# [Task requirements]
Give back all of the data unchanged. Keep every word as it is.

# [Data to process]
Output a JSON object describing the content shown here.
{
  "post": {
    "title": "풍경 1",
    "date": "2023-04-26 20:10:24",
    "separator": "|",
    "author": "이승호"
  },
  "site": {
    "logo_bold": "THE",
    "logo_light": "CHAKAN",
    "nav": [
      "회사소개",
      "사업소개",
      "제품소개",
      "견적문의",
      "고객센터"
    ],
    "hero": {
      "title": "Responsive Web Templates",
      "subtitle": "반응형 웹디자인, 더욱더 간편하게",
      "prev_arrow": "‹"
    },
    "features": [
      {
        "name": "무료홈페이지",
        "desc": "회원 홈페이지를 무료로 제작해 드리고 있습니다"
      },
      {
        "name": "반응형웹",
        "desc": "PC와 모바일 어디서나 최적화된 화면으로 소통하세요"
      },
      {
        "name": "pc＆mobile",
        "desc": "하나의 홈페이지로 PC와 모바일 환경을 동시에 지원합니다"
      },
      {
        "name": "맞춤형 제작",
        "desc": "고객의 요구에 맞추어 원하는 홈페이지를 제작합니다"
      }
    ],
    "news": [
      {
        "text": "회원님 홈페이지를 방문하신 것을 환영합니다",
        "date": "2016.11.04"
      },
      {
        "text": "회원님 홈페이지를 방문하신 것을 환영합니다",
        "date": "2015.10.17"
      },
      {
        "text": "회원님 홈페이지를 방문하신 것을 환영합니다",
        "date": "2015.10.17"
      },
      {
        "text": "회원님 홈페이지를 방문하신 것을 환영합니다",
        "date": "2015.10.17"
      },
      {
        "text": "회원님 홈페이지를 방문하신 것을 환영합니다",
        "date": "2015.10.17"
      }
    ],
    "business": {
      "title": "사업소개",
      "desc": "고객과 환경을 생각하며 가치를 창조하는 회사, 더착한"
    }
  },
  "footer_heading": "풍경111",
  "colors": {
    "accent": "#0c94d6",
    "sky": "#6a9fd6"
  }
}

# [Solution for this exercise]
Output a JSON object describing the content shown here.
{
  "post": {
    "title": "풍경 1",
    "date": "2023-04-26 20:10:24",
    "separator": "|",
    "author": "이승호"
  },
  "site": {
    "logo_bold": "THE",
    "logo_light": "CHAKAN",
    "nav": [
      "회사소개",
      "사업소개",
      "제품소개",
      "견적문의",
      "고객센터"
    ],
    "hero": {
      "title": "Responsive Web Templates",
      "subtitle": "반응형 웹디자인, 더욱더 간편하게",
      "prev_arrow": "‹"
    },
    "features": [
      {
        "name": "무료홈페이지",
        "desc": "회원 홈페이지를 무료로 제작해 드리고 있습니다"
      },
      {
        "name": "반응형웹",
        "desc": "PC와 모바일 어디서나 최적화된 화면으로 소통하세요"
      },
      {
        "name": "pc＆mobile",
        "desc": "하나의 홈페이지로 PC와 모바일 환경을 동시에 지원합니다"
      },
      {
        "name": "맞춤형 제작",
        "desc": "고객의 요구에 맞추어 원하는 홈페이지를 제작합니다"
      }
    ],
    "news": [
      {
        "text": "회원님 홈페이지를 방문하신 것을 환영합니다",
        "date": "2016.11.04"
      },
      {
        "text": "회원님 홈페이지를 방문하신 것을 환영합니다",
        "date": "2015.10.17"
      },
      {
        "text": "회원님 홈페이지를 방문하신 것을 환영합니다",
        "date": "2015.10.17"
      },
      {
        "text": "회원님 홈페이지를 방문하신 것을 환영합니다",
        "date": "2015.10.17"
      },
      {
        "text": "회원님 홈페이지를 방문하신 것을 환영합니다",
        "date": "2015.10.17"
      }
    ],
    "business": {
      "title": "사업소개",
      "desc": "고객과 환경을 생각하며 가치를 창조하는 회사, 더착한"
    }
  },
  "footer_heading": "풍경111",
  "colors": {
    "accent": "#0c94d6",
    "sky": "#6a9fd6"
  }
}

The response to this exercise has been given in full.